Having gone through ¾ of the book and learnt nothing about Ada’s actual contribution to mathematics and computing I gave up.
having recently discovered Adults of nearly 40 who didn't know a tardis was based on a police box (or even what and why they existed) I realise technology is moving so fast that less than a generation doesn't keep up with the recent past (through no fault of their own).
This book does it all. It is fabulously well researched and the story very well told.
James Essinger manages to capture Ada's spirit as well as her genius and incorporate everything in a beautifully produced book. This is not only an excellent biography about a wonderful woman but also the best biography I read in the past few years.
Ada's Algorithm, by James Essinger, goes into minute detail, not just of Ada's life but of her parents' lives before she was born. It is, as it happens, relevant, but I did find the detail somewhat irritating. I read it on a Kindle, and it was not until I reached the 48% mark that the author started to address Ada's appreciation of what Babbage's machine might be programmed to do.

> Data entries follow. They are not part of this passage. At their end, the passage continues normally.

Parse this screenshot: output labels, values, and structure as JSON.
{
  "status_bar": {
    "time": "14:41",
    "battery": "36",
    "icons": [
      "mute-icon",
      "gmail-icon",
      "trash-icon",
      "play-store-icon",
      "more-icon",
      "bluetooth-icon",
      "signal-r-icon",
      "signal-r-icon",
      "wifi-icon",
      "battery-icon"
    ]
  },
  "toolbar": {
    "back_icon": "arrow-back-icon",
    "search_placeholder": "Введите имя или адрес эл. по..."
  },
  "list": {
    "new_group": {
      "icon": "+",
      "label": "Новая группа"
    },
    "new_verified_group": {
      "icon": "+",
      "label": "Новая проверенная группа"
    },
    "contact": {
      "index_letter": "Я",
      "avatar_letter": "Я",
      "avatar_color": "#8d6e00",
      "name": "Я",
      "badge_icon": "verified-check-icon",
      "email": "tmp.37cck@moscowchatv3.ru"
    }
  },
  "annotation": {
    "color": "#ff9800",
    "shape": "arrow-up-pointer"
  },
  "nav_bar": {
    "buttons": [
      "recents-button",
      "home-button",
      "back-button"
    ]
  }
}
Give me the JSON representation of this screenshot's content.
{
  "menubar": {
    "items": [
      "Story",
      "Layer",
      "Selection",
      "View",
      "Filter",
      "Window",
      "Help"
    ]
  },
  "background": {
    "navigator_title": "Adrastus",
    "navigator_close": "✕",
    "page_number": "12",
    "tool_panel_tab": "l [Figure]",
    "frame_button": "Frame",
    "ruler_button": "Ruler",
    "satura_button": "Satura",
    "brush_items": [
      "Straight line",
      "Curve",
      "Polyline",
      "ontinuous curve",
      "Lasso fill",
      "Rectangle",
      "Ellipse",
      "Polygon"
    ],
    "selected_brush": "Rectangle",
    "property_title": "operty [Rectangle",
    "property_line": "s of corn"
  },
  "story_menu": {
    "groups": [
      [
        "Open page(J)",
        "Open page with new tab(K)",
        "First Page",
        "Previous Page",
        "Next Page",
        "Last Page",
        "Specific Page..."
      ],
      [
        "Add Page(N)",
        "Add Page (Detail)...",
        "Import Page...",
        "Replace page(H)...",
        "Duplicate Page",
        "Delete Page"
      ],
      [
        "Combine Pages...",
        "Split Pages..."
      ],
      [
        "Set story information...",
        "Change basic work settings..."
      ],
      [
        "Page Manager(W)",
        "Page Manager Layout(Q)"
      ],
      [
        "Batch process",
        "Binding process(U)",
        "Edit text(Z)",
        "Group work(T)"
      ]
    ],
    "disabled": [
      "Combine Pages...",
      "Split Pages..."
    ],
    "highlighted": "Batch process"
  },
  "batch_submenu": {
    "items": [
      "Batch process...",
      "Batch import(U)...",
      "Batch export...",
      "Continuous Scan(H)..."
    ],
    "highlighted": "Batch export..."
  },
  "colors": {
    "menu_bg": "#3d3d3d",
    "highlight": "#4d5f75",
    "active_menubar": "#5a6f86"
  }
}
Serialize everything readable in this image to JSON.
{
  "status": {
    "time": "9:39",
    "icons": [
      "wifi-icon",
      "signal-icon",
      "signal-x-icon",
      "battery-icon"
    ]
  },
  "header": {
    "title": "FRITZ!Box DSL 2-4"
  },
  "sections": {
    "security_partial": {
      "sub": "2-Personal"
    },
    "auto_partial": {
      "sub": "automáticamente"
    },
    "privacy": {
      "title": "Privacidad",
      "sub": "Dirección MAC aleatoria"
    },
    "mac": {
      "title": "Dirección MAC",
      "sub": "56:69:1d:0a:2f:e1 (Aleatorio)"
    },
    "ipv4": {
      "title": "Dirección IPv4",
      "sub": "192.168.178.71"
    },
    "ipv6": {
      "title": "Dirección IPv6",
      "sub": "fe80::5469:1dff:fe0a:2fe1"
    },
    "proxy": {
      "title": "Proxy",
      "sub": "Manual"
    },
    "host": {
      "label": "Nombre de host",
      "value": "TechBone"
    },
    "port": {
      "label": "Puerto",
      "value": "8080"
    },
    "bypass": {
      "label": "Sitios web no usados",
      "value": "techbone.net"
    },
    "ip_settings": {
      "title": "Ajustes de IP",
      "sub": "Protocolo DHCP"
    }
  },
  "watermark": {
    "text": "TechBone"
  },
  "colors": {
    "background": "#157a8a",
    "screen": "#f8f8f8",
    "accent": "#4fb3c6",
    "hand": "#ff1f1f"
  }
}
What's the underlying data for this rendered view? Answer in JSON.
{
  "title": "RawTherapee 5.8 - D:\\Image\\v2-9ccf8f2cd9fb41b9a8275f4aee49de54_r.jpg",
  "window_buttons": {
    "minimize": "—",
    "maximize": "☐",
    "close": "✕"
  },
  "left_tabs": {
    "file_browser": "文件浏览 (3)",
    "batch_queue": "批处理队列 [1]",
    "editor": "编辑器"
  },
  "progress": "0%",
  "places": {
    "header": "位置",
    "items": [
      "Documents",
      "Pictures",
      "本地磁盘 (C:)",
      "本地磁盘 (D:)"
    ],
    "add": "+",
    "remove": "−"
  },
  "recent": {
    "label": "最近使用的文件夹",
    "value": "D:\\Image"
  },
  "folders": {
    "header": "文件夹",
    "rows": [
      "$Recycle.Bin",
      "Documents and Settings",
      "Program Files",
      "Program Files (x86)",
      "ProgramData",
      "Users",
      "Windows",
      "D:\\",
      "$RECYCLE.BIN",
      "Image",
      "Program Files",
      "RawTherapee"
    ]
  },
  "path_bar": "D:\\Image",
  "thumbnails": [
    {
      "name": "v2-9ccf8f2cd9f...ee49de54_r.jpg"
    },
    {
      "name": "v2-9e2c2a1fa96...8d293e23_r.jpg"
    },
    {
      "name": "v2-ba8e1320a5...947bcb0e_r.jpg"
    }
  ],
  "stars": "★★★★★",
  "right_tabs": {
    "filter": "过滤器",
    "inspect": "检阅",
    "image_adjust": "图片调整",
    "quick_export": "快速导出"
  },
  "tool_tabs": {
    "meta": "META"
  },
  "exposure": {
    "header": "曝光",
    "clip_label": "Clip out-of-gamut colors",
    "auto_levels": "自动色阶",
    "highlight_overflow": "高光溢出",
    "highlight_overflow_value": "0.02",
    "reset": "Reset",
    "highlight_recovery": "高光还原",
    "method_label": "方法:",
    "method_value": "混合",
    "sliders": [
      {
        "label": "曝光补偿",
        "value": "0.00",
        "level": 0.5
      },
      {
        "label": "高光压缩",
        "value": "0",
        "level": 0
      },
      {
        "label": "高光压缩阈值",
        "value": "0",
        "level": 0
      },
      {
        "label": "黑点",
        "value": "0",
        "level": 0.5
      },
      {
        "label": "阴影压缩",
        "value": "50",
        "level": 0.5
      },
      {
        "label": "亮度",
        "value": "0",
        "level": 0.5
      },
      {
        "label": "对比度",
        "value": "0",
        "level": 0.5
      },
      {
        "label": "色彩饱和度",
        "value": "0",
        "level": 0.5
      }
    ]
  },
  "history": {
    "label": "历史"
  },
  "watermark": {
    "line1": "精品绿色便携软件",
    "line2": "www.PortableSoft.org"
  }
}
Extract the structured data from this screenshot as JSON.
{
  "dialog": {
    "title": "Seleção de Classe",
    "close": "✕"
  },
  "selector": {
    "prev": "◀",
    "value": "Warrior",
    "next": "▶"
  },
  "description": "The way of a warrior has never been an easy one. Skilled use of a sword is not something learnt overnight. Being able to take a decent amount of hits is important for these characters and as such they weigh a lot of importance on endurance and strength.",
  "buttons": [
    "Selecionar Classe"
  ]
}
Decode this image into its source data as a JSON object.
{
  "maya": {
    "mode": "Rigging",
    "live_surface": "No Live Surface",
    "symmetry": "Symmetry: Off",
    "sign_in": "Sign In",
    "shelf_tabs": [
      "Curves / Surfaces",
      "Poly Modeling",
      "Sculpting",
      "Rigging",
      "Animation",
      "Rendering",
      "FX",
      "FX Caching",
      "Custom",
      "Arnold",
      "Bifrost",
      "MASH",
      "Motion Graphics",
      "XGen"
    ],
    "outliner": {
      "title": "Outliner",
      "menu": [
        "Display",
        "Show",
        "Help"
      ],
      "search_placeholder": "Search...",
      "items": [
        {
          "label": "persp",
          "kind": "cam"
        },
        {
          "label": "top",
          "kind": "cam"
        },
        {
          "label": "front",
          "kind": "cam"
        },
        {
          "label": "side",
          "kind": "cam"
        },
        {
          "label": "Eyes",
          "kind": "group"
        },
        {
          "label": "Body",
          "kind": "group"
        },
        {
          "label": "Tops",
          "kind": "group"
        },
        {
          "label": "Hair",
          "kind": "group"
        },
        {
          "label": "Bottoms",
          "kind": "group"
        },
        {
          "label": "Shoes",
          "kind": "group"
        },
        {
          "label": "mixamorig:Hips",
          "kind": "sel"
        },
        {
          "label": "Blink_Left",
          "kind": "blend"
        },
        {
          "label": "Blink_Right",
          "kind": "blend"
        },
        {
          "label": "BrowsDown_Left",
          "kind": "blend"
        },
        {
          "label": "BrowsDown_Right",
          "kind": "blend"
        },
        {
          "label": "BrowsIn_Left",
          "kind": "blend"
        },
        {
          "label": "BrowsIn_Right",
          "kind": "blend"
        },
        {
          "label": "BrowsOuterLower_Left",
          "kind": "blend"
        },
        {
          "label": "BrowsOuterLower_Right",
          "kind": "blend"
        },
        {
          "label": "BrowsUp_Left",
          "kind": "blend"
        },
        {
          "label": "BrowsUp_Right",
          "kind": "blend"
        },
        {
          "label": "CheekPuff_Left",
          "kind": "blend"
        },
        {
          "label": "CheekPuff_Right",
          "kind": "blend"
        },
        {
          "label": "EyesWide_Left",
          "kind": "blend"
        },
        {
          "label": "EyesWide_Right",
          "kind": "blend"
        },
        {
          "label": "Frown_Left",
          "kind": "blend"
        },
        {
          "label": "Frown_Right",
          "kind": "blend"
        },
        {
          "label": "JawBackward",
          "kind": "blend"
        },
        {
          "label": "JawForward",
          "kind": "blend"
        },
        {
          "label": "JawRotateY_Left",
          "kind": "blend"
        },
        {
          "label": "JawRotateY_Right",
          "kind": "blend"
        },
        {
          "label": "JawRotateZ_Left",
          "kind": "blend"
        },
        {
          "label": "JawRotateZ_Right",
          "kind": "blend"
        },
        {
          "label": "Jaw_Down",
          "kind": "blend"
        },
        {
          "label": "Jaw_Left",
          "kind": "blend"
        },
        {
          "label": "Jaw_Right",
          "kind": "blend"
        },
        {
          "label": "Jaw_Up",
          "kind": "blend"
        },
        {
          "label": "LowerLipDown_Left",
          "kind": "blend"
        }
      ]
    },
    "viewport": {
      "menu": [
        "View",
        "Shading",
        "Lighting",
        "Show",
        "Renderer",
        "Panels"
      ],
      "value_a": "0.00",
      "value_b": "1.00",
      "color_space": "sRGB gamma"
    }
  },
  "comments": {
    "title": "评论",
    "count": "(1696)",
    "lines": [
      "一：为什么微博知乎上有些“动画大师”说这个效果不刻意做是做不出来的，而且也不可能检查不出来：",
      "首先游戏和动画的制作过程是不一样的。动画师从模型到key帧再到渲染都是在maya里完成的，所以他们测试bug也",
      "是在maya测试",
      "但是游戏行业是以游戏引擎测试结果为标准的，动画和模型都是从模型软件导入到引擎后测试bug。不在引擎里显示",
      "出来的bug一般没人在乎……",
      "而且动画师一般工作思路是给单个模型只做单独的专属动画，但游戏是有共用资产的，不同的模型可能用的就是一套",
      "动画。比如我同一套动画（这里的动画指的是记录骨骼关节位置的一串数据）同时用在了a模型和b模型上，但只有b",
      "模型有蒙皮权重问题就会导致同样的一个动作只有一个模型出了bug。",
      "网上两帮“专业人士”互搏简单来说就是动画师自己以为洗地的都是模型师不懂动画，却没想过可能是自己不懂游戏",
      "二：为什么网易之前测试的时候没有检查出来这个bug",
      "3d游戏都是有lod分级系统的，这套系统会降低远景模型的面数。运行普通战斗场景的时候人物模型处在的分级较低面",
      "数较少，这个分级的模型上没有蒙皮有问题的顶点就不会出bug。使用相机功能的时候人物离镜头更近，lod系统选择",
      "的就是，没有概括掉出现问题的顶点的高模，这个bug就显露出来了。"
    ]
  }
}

While the amount of detail earlier in the book is, I feel, an obstacle to enjoyment, the detail once we get on to Ada's relationship with the Analytical Engine is absolutely riveting.
Reading the almost line by line account of Ada's notes on the article she translated (her notes were longer than the article itself), I could really appreciate the description often applied to Ada Lovelace, that of being the world's first computer programmer.
Three thoughts struck me while reading the book:
First, a sense of outrage that in her day women were thought to be too fragile, both physically and mentally, to study maths and science.Read more ›
Most Recent Customer Reviews
A good read. The writer makes you feel sympathy for Ada Lovelace, she comes over as a lively, intelligent but also very nice person, much nicer than either of her parents! Read morePublished 26 days ago by Susie Bookworm
Although the author uses 'Ada' 10 times in one paragraph, I think the entire thing was impressive and helped me with my coursework.Published 5 months ago by Ian
I was disappointed with this book. The title "Ada's Algorithm" sounds technical but there is nothing technical in this book. Read morePublished 12 months ago by Alan UK
I came across this book whilst looking around the Manchester branch of Waterstones and I am very glad I did. Read morePublished 19 months ago by maggi
A great read, particularly good if like me you didn't know much about Lord Byron or Charles Babbage let alone Ada Lovelace before reading it. Read morePublished 23 months ago by Chris Howell